#### Records from a data source
-------------------------
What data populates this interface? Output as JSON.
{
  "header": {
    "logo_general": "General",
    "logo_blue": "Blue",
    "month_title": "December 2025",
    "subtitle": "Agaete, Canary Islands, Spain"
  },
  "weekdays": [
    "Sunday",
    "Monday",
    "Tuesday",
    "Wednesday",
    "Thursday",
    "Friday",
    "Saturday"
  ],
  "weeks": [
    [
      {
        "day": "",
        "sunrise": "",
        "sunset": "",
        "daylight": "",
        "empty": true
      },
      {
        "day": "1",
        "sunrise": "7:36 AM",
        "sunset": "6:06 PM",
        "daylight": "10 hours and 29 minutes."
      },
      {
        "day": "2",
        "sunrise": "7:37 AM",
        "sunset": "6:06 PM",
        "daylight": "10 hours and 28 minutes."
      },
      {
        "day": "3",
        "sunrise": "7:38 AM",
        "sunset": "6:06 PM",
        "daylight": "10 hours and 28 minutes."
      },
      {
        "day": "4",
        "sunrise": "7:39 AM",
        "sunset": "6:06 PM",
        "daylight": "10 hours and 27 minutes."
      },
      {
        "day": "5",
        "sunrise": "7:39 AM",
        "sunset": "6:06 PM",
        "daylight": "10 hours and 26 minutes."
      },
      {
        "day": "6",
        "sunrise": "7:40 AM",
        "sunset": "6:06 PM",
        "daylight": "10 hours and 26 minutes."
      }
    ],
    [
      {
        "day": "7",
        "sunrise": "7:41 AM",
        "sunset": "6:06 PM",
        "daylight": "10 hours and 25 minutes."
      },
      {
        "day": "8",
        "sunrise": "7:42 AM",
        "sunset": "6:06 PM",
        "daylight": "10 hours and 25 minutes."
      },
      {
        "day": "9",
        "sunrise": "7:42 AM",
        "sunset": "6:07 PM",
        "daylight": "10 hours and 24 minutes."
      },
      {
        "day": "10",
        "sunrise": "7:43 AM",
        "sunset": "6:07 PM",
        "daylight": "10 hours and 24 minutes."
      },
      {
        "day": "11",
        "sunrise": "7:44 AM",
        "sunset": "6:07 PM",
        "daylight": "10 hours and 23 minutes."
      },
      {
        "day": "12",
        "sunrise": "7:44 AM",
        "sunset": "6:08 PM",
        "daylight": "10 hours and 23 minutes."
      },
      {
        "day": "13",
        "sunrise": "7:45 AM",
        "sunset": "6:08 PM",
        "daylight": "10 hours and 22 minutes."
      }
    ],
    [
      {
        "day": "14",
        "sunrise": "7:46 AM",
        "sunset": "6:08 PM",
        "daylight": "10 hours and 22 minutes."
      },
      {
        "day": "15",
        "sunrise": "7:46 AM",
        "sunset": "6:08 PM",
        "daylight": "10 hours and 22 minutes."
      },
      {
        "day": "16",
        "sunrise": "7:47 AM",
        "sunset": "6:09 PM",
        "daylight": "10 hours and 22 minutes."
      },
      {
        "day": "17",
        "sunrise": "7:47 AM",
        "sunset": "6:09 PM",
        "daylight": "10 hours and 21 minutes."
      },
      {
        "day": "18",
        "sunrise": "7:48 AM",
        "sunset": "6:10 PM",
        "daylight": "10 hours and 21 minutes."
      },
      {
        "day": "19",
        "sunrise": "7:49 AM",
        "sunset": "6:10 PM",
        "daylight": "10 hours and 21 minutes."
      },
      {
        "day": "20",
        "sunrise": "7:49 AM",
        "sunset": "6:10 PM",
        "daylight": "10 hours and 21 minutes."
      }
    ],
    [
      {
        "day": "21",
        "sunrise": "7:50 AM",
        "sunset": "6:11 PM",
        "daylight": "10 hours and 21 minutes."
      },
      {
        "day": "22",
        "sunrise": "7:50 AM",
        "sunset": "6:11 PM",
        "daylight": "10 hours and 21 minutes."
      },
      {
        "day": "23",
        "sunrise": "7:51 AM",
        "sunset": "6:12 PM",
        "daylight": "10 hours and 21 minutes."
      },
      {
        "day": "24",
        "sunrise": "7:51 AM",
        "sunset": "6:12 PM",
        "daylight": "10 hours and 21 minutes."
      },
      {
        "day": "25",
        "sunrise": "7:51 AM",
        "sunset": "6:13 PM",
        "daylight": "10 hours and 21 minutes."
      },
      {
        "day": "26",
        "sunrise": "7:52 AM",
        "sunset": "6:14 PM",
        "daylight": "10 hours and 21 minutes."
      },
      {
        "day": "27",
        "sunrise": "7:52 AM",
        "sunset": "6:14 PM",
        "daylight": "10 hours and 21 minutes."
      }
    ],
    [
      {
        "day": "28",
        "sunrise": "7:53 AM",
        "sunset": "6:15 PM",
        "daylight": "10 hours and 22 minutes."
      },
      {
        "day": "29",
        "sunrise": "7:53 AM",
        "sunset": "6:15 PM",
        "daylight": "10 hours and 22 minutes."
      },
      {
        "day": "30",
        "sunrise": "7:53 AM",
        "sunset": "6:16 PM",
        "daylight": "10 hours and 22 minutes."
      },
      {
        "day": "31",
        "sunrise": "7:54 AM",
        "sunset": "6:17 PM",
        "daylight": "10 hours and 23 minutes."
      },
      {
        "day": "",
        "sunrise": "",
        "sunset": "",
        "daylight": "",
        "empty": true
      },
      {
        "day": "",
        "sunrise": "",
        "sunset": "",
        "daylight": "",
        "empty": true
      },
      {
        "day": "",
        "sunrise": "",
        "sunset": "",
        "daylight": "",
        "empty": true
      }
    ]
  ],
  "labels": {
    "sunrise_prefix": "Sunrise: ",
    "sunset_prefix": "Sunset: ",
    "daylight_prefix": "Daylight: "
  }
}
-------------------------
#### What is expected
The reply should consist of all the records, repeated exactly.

#### Task answer
What data populates this interface? Output as JSON.
{
  "header": {
    "logo_general": "General",
    "logo_blue": "Blue",
    "month_title": "December 2025",
    "subtitle": "Agaete, Canary Islands, Spain"
  },
  "weekdays": [
    "Sunday",
    "Monday",
    "Tuesday",
    "Wednesday",
    "Thursday",
    "Friday",
    "Saturday"
  ],
  "weeks": [
    [
      {
        "day": "",
        "sunrise": "",
        "sunset": "",
        "daylight": "",
        "empty": true
      },
      {
        "day": "1",
        "sunrise": "7:36 AM",
        "sunset": "6:06 PM",
        "daylight": "10 hours and 29 minutes."
      },
      {
        "day": "2",
        "sunrise": "7:37 AM",
        "sunset": "6:06 PM",
        "daylight": "10 hours and 28 minutes."
      },
      {
        "day": "3",
        "sunrise": "7:38 AM",
        "sunset": "6:06 PM",
        "daylight": "10 hours and 28 minutes."
      },
      {
        "day": "4",
        "sunrise": "7:39 AM",
        "sunset": "6:06 PM",
        "daylight": "10 hours and 27 minutes."
      },
      {
        "day": "5",
        "sunrise": "7:39 AM",
        "sunset": "6:06 PM",
        "daylight": "10 hours and 26 minutes."
      },
      {
        "day": "6",
        "sunrise": "7:40 AM",
        "sunset": "6:06 PM",
        "daylight": "10 hours and 26 minutes."
      }
    ],
    [
      {
        "day": "7",
        "sunrise": "7:41 AM",
        "sunset": "6:06 PM",
        "daylight": "10 hours and 25 minutes."
      },
      {
        "day": "8",
        "sunrise": "7:42 AM",
        "sunset": "6:06 PM",
        "daylight": "10 hours and 25 minutes."
      },
      {
        "day": "9",
        "sunrise": "7:42 AM",
        "sunset": "6:07 PM",
        "daylight": "10 hours and 24 minutes."
      },
      {
        "day": "10",
        "sunrise": "7:43 AM",
        "sunset": "6:07 PM",
        "daylight": "10 hours and 24 minutes."
      },
      {
        "day": "11",
        "sunrise": "7:44 AM",
        "sunset": "6:07 PM",
        "daylight": "10 hours and 23 minutes."
      },
      {
        "day": "12",
        "sunrise": "7:44 AM",
        "sunset": "6:08 PM",
        "daylight": "10 hours and 23 minutes."
      },
      {
        "day": "13",
        "sunrise": "7:45 AM",
        "sunset": "6:08 PM",
        "daylight": "10 hours and 22 minutes."
      }
    ],
    [
      {
        "day": "14",
        "sunrise": "7:46 AM",
        "sunset": "6:08 PM",
        "daylight": "10 hours and 22 minutes."
      },
      {
        "day": "15",
        "sunrise": "7:46 AM",
        "sunset": "6:08 PM",
        "daylight": "10 hours and 22 minutes."
      },
      {
        "day": "16",
        "sunrise": "7:47 AM",
        "sunset": "6:09 PM",
        "daylight": "10 hours and 22 minutes."
      },
      {
        "day": "17",
        "sunrise": "7:47 AM",
        "sunset": "6:09 PM",
        "daylight": "10 hours and 21 minutes."
      },
      {
        "day": "18",
        "sunrise": "7:48 AM",
        "sunset": "6:10 PM",
        "daylight": "10 hours and 21 minutes."
      },
      {
        "day": "19",
        "sunrise": "7:49 AM",
        "sunset": "6:10 PM",
        "daylight": "10 hours and 21 minutes."
      },
      {
        "day": "20",
        "sunrise": "7:49 AM",
        "sunset": "6:10 PM",
        "daylight": "10 hours and 21 minutes."
      }
    ],
    [
      {
        "day": "21",
        "sunrise": "7:50 AM",
        "sunset": "6:11 PM",
        "daylight": "10 hours and 21 minutes."
      },
      {
        "day": "22",
        "sunrise": "7:50 AM",
        "sunset": "6:11 PM",
        "daylight": "10 hours and 21 minutes."
      },
      {
        "day": "23",
        "sunrise": "7:51 AM",
        "sunset": "6:12 PM",
        "daylight": "10 hours and 21 minutes."
      },
      {
        "day": "24",
        "sunrise": "7:51 AM",
        "sunset": "6:12 PM",
        "daylight": "10 hours and 21 minutes."
      },
      {
        "day": "25",
        "sunrise": "7:51 AM",
        "sunset": "6:13 PM",
        "daylight": "10 hours and 21 minutes."
      },
      {
        "day": "26",
        "sunrise": "7:52 AM",
        "sunset": "6:14 PM",
        "daylight": "10 hours and 21 minutes."
      },
      {
        "day": "27",
        "sunrise": "7:52 AM",
        "sunset": "6:14 PM",
        "daylight": "10 hours and 21 minutes."
      }
    ],
    [
      {
        "day": "28",
        "sunrise": "7:53 AM",
        "sunset": "6:15 PM",
        "daylight": "10 hours and 22 minutes."
      },
      {
        "day": "29",
        "sunrise": "7:53 AM",
        "sunset": "6:15 PM",
        "daylight": "10 hours and 22 minutes."
      },
      {
        "day": "30",
        "sunrise": "7:53 AM",
        "sunset": "6:16 PM",
        "daylight": "10 hours and 22 minutes."
      },
      {
        "day": "31",
        "sunrise": "7:54 AM",
        "sunset": "6:17 PM",
        "daylight": "10 hours and 23 minutes."
      },
      {
        "day": "",
        "sunrise": "",
        "sunset": "",
        "daylight": "",
        "empty": true
      },
      {
        "day": "",
        "sunrise": "",
        "sunset": "",
        "daylight": "",
        "empty": true
      },
      {
        "day": "",
        "sunrise": "",
        "sunset": "",
        "daylight": "",
        "empty": true
      }
    ]
  ],
  "labels": {
    "sunrise_prefix": "Sunrise: ",
    "sunset_prefix": "Sunset: ",
    "daylight_prefix": "Daylight: "
  }
}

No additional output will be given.